A mild winter can mean armies of garden pests next spring. To discourage them, cut back perennials and prune trees of dead wood. Leave shrubs uncut but watch for mice and voles who may nest around them.

Leave the leaves! Fallen leaves are natural mulch and compost. They are protection for such creatures as toads and salamanders, fellow soldiers against insect pests. If you rake, wait until spring and watch out for the good guys who might be hiding.

Green Talk November 2015 (© 2015 Elizabeth G. Fagan)

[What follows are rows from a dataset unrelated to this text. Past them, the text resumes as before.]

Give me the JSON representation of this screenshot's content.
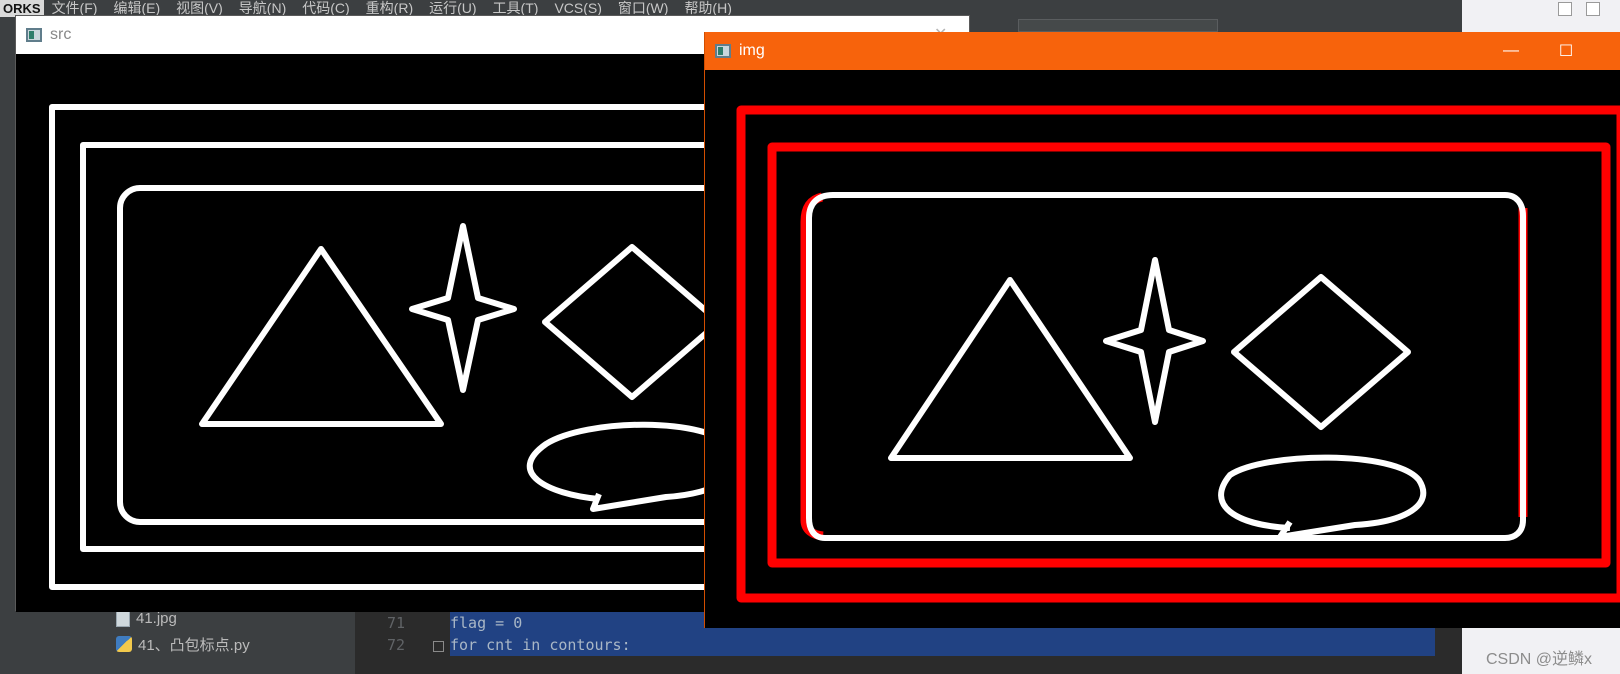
{
  "menubar": {
    "logo": "ORKS",
    "items": [
      "文件(F)",
      "编辑(E)",
      "视图(V)",
      "导航(N)",
      "代码(C)",
      "重构(R)",
      "运行(U)",
      "工具(T)",
      "VCS(S)",
      "窗口(W)",
      "帮助(H)"
    ]
  },
  "project_tree": {
    "items": [
      {
        "label": "41.jpg",
        "icon": "image-file-icon"
      },
      {
        "label": "41、凸包标点.py",
        "icon": "python-file-icon"
      }
    ]
  },
  "editor": {
    "lines": [
      {
        "number": "71",
        "code": "flag = 0"
      },
      {
        "number": "72",
        "code": "for cnt in contours:"
      }
    ]
  },
  "windows": {
    "src": {
      "title": "src",
      "controls": [
        "minimize-icon",
        "close-icon"
      ]
    },
    "img": {
      "title": "img",
      "controls": [
        "minimize-icon",
        "maximize-icon"
      ]
    }
  },
  "colors": {
    "img_titlebar": "#f7630c",
    "contour_red": "#ff0000",
    "shape_white": "#ffffff",
    "canvas_black": "#000000",
    "selection": "#214283"
  },
  "watermark": "CSDN @逆鳞x"
}
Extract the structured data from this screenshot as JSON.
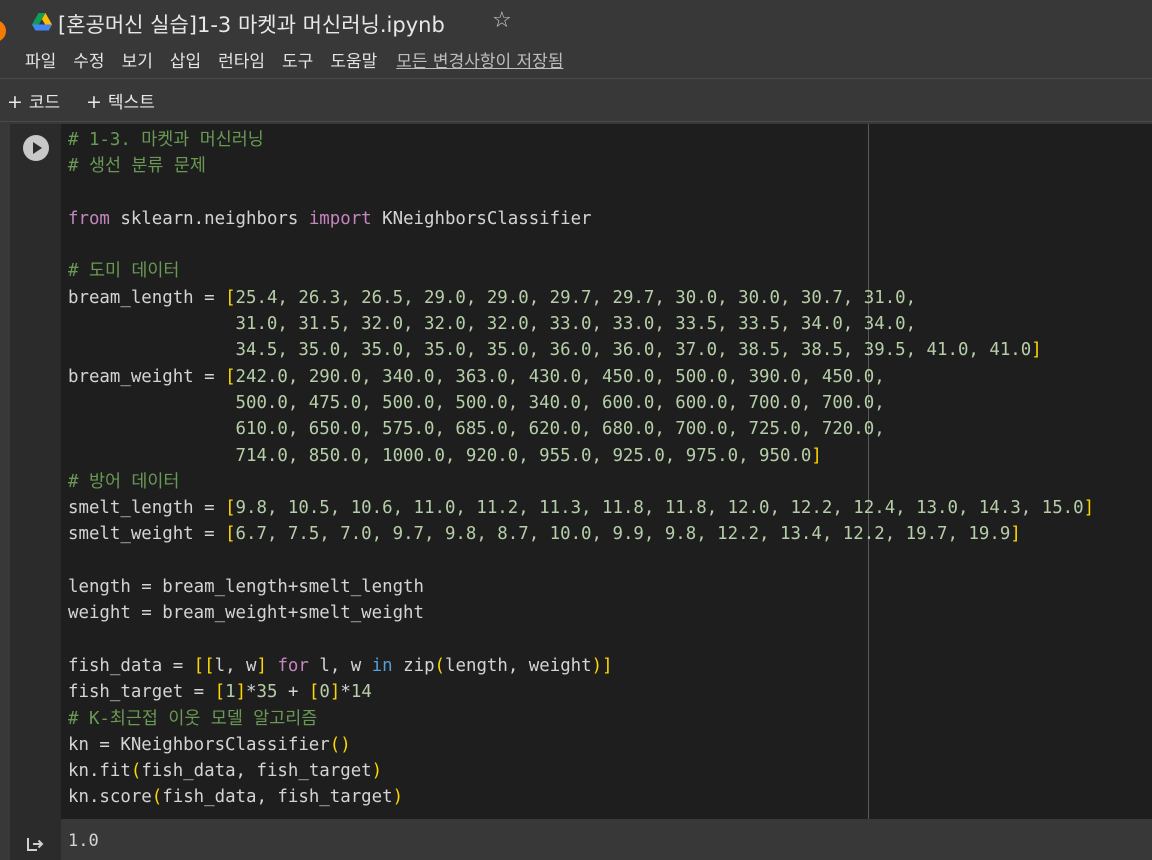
{
  "document": {
    "title": "[혼공머신 실습]1-3 마켓과 머신러닝.ipynb"
  },
  "menu": {
    "items": [
      "파일",
      "수정",
      "보기",
      "삽입",
      "런타임",
      "도구",
      "도움말"
    ],
    "save_status": "모든 변경사항이 저장됨"
  },
  "toolbar": {
    "add_code_label": "코드",
    "add_text_label": "텍스트"
  },
  "cell": {
    "lines": [
      [
        [
          "cm",
          "# 1-3. 마켓과 머신러닝"
        ]
      ],
      [
        [
          "cm",
          "# 생선 분류 문제"
        ]
      ],
      [],
      [
        [
          "kw",
          "from"
        ],
        [
          "",
          " sklearn.neighbors "
        ],
        [
          "kw",
          "import"
        ],
        [
          "",
          " KNeighborsClassifier"
        ]
      ],
      [],
      [
        [
          "cm",
          "# 도미 데이터"
        ]
      ],
      [
        [
          "",
          "bream_length = "
        ],
        [
          "br",
          "["
        ],
        [
          "num",
          "25.4, 26.3, 26.5, 29.0, 29.0, 29.7, 29.7, 30.0, 30.0, 30.7, 31.0,"
        ]
      ],
      [
        [
          "num",
          "                31.0, 31.5, 32.0, 32.0, 32.0, 33.0, 33.0, 33.5, 33.5, 34.0, 34.0,"
        ]
      ],
      [
        [
          "num",
          "                34.5, 35.0, 35.0, 35.0, 35.0, 36.0, 36.0, 37.0, 38.5, 38.5, 39.5, 41.0, 41.0"
        ],
        [
          "br",
          "]"
        ]
      ],
      [
        [
          "",
          "bream_weight = "
        ],
        [
          "br",
          "["
        ],
        [
          "num",
          "242.0, 290.0, 340.0, 363.0, 430.0, 450.0, 500.0, 390.0, 450.0,"
        ]
      ],
      [
        [
          "num",
          "                500.0, 475.0, 500.0, 500.0, 340.0, 600.0, 600.0, 700.0, 700.0,"
        ]
      ],
      [
        [
          "num",
          "                610.0, 650.0, 575.0, 685.0, 620.0, 680.0, 700.0, 725.0, 720.0,"
        ]
      ],
      [
        [
          "num",
          "                714.0, 850.0, 1000.0, 920.0, 955.0, 925.0, 975.0, 950.0"
        ],
        [
          "br",
          "]"
        ]
      ],
      [
        [
          "cm",
          "# 방어 데이터"
        ]
      ],
      [
        [
          "",
          "smelt_length = "
        ],
        [
          "br",
          "["
        ],
        [
          "num",
          "9.8, 10.5, 10.6, 11.0, 11.2, 11.3, 11.8, 11.8, 12.0, 12.2, 12.4, 13.0, 14.3, 15.0"
        ],
        [
          "br",
          "]"
        ]
      ],
      [
        [
          "",
          "smelt_weight = "
        ],
        [
          "br",
          "["
        ],
        [
          "num",
          "6.7, 7.5, 7.0, 9.7, 9.8, 8.7, 10.0, 9.9, 9.8, 12.2, 13.4, 12.2, 19.7, 19.9"
        ],
        [
          "br",
          "]"
        ]
      ],
      [],
      [
        [
          "",
          "length = bream_length+smelt_length"
        ]
      ],
      [
        [
          "",
          "weight = bream_weight+smelt_weight"
        ]
      ],
      [],
      [
        [
          "",
          "fish_data = "
        ],
        [
          "br",
          "[["
        ],
        [
          "",
          "l, w"
        ],
        [
          "br",
          "]"
        ],
        [
          "",
          " "
        ],
        [
          "kw",
          "for"
        ],
        [
          "",
          " l, w "
        ],
        [
          "kb",
          "in"
        ],
        [
          "",
          " zip"
        ],
        [
          "br",
          "("
        ],
        [
          "",
          "length, weight"
        ],
        [
          "br",
          ")]"
        ]
      ],
      [
        [
          "",
          "fish_target = "
        ],
        [
          "br",
          "["
        ],
        [
          "num",
          "1"
        ],
        [
          "br",
          "]"
        ],
        [
          "",
          "*"
        ],
        [
          "num",
          "35"
        ],
        [
          "",
          " + "
        ],
        [
          "br",
          "["
        ],
        [
          "num",
          "0"
        ],
        [
          "br",
          "]"
        ],
        [
          "",
          "*"
        ],
        [
          "num",
          "14"
        ]
      ],
      [
        [
          "cm",
          "# K-최근접 이웃 모델 알고리즘"
        ]
      ],
      [
        [
          "",
          "kn = KNeighborsClassifier"
        ],
        [
          "br",
          "()"
        ]
      ],
      [
        [
          "",
          "kn.fit"
        ],
        [
          "br",
          "("
        ],
        [
          "",
          "fish_data, fish_target"
        ],
        [
          "br",
          ")"
        ]
      ],
      [
        [
          "",
          "kn.score"
        ],
        [
          "br",
          "("
        ],
        [
          "",
          "fish_data, fish_target"
        ],
        [
          "br",
          ")"
        ]
      ]
    ]
  },
  "output": {
    "text": "1.0"
  },
  "icons": {
    "drive": "google-drive-icon",
    "star": "star-icon",
    "run": "play-icon",
    "output": "output-arrow-icon"
  }
}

Common buckthorn cannot hide at this time of year. While other trees have shed their leaves, the stubborn buckthorn still sports leaves of green. It is the perfect time to hunt down this invasive and eliminate it. In particular, target the trees with purple-black berries. Another nasty invasive that is still green: the dreadful Alliaria petiolata, commonly known as garlic mustard. (© 2015 Elizabeth G. Fagan)

To seed native species, wait until there’s fallen snow, then scatter seeds across the top. These plants need cold. They sink down into the snow to soften before they germinate next spring. Spread them and leave them uncovered before the ground freezes, and you will feed a variety of critters.

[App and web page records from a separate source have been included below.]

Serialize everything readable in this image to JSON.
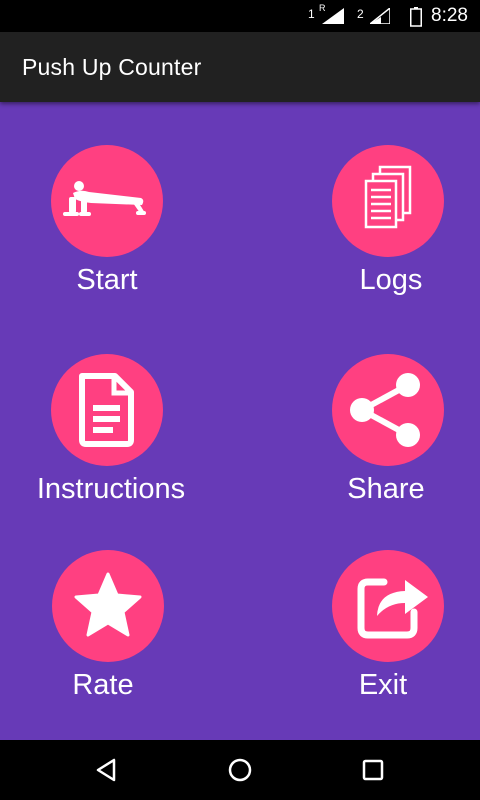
{
  "status_bar": {
    "sim1_label": "1",
    "sim1_roaming": "R",
    "sim2_label": "2",
    "time": "8:28"
  },
  "app_bar": {
    "title": "Push Up Counter"
  },
  "menu": {
    "start_label": "Start",
    "logs_label": "Logs",
    "instructions_label": "Instructions",
    "share_label": "Share",
    "rate_label": "Rate",
    "exit_label": "Exit"
  },
  "icons": {
    "start": "pushup-icon",
    "logs": "documents-icon",
    "instructions": "document-icon",
    "share": "share-icon",
    "rate": "star-icon",
    "exit": "exit-share-icon",
    "nav_back": "back-triangle-icon",
    "nav_home": "home-circle-icon",
    "nav_recents": "recents-square-icon"
  },
  "colors": {
    "background": "#673ab7",
    "app_bar": "#212121",
    "accent": "#ff4081",
    "status_bar": "#000000"
  }
}
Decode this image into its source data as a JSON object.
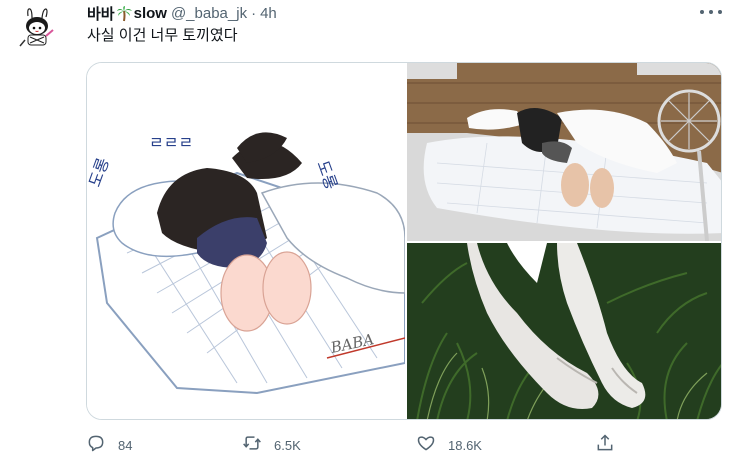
{
  "author": {
    "name_part1": "바바",
    "name_part2": "slow",
    "handle": "@_baba_jk",
    "separator": "·",
    "time": "4h"
  },
  "tweet": {
    "text": "사실 이건 너무 토끼였다"
  },
  "illustration": {
    "sfx_left": "도롱",
    "sfx_right": "도롱",
    "zzz": "ㄹㄹㄹ",
    "signature": "BABA"
  },
  "actions": {
    "replies": "84",
    "retweets": "6.5K",
    "likes": "18.6K"
  },
  "colors": {
    "icon_gray": "#536471",
    "border": "#cfd9de",
    "text": "#0f1419"
  },
  "icons": [
    "avatar",
    "palm-tree-icon",
    "more-icon",
    "reply-icon",
    "retweet-icon",
    "like-icon",
    "share-icon"
  ]
}
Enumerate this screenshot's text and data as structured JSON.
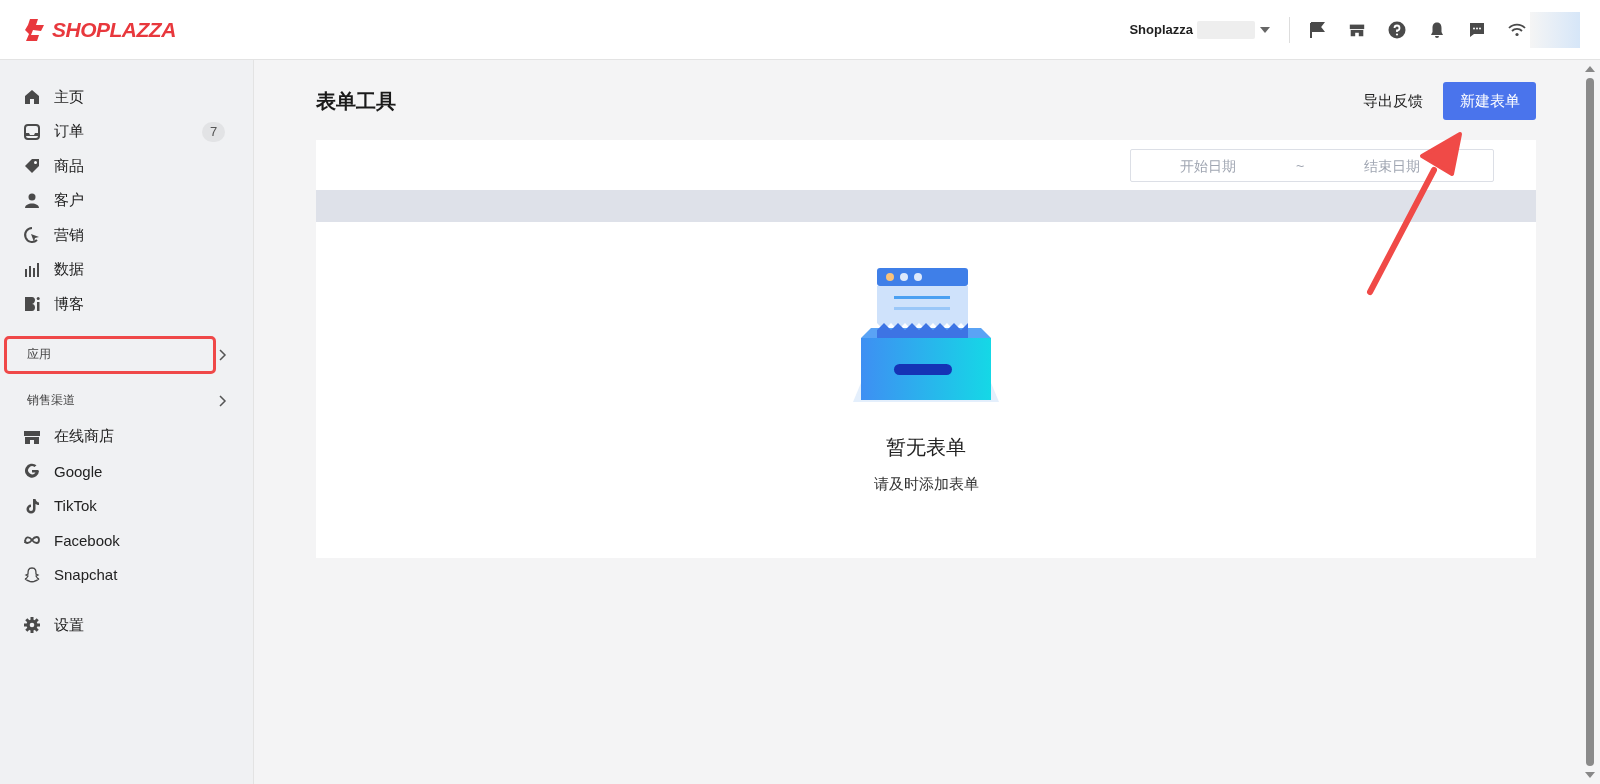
{
  "header": {
    "logo": "SHOPLAZZA",
    "store_name": "Shoplazza"
  },
  "sidebar": {
    "items": [
      {
        "label": "主页"
      },
      {
        "label": "订单",
        "badge": "7"
      },
      {
        "label": "商品"
      },
      {
        "label": "客户"
      },
      {
        "label": "营销"
      },
      {
        "label": "数据"
      },
      {
        "label": "博客"
      }
    ],
    "apps": {
      "label": "应用",
      "highlighted": true
    },
    "channels": {
      "label": "销售渠道",
      "items": [
        {
          "label": "在线商店"
        },
        {
          "label": "Google"
        },
        {
          "label": "TikTok"
        },
        {
          "label": "Facebook"
        },
        {
          "label": "Snapchat"
        }
      ]
    },
    "settings": {
      "label": "设置"
    }
  },
  "page": {
    "title": "表单工具",
    "export_link": "导出反馈",
    "new_button": "新建表单",
    "date_range": {
      "start_placeholder": "开始日期",
      "separator": "~",
      "end_placeholder": "结束日期"
    },
    "empty_state": {
      "title": "暂无表单",
      "hint": "请及时添加表单"
    },
    "annotation_arrow": true
  }
}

Fresh, open water is a scarcity in winter. An all-season water feature in your landscape is fantastic for creatures great and small. But a heated birdbath or container of water replenished every few days will do the trick.

Keep watering your vegetation until the ground freezes. New trees and evergreens especially need lots of water to get through winter. The upcoming El Niño may be the strongest yet, and with lower precipitation, your own watering could really make a difference.

To feed or not to feed? Birds, yes, with often-filled feeders and suet to build fat and provide energy to face winter’s cold. Feeding deer, coyotes, and larger mammals is not recommended.

Green Talk November 2015 by Elizabeth Fagan

Green Talk November 2015 by Elizabeth Fagan

Visit Mequon Nature Preserve at 5:30 PM on Thursday, December 10, for a FREE performance of Kohl’s Wild Theater’s “Wisconsin Wonderland.” A collaboration with the Milwaukee Public Zoo, this kid-friendly, musical teaches people of all ages about what animals do in winter. For more information about the performance or for preparing your natural world for winter, visit Mequon Nature Preserve at 8200 W. County Line Road, Mequon, online at mequonnaturepreserve.org, or call (262) 242-8055.